A Tale of Two Societies
Any discussion of job creation in Delaware must start with the recognition of the existence of the two distinct societies in Delaware: persons with limited education (a high school degree or less) and persons with ample education (a college degree or more).
The limited education folks are being hammered by the current economy while the ample education crowd barely knows there has been a recession. The ample education crowd dominates policy decision making and that is to the distinct disadvantage of the limited education folks.
First, let’s discuss the distribution of the burden of Delaware’s current economic struggles.
While other factors may come into play, in today’s labor market formal education is the primary determinant of employment and earnings. Delawareans with less education have an unemployment rate three to five times higher than workers with ample education. They are two to three times more likely to be underemployed or working part-time despite wanting full time employment.
Hmmm… this sounds almost reasonable. “folks are being hammered by the current economy…” What’s your game Stappy? Where is he going with this?
Over half of Delaware’s 34,000 unemployed are persons with less education, while only 15% are persons with ample education. More than one-fifth of Delaware’s unemployed live in households that fall below the poverty line. The poverty rate for Delawareans with limited education is three to seven times higher than among those with ample education. Only 4% percent of Delawareans with ample education lack health insurance compared to 11% of high school graduates and 22% of dropouts.
Second, the ample education crowd’s domination of the public policy process reflects the reality that they live in a different and more advantaged world. The two clearest examples are the focus of the ample education folks on the environment and quality of life issues at the expense of economic growth and their unwillingness to confront Delaware’s mediocre public education system. Let’s briefly discuss both.

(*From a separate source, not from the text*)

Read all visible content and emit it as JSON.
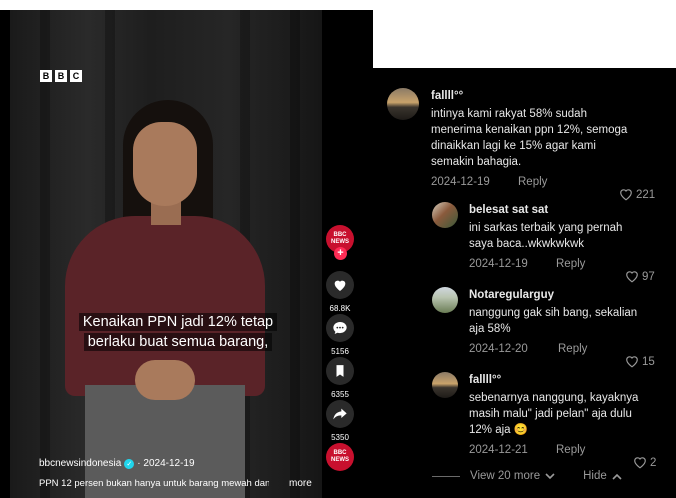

Quality of life issues at the expense of economic growth? I feel some queasiness coming on.
An early major quality of life initiative was the passage of New Castle County’s Uniform Development Act (UDC) land use regulations in 1998. The UDC language was clear: “growth management,” “control density,” “preserve agriculture,” and “protect from adverse consequences (of development).” A clear no-growth, quality of life enhancing regulation.
The UDC has worked almost exactly as intended. Since 1998 job growth in NCC has ground to a halt. Residential construction has collapsed and, with little growth in the tax base, property taxes and user fees have soared. The UDC, for whatever modest impacts it has had on the quality of life, has come at great economic cost.
Boom. I knew it. What a dishonest fraud that guy is. Of course all economic prosperity rests on our willingness to pave over every square inch of property. Any bought and paid for wingnut “academic” worth his salt could tell you that.
Being a wingnut academic must be the easiest money in the world. All you have to do is divest yourself of any integrity and watch the bank account grow.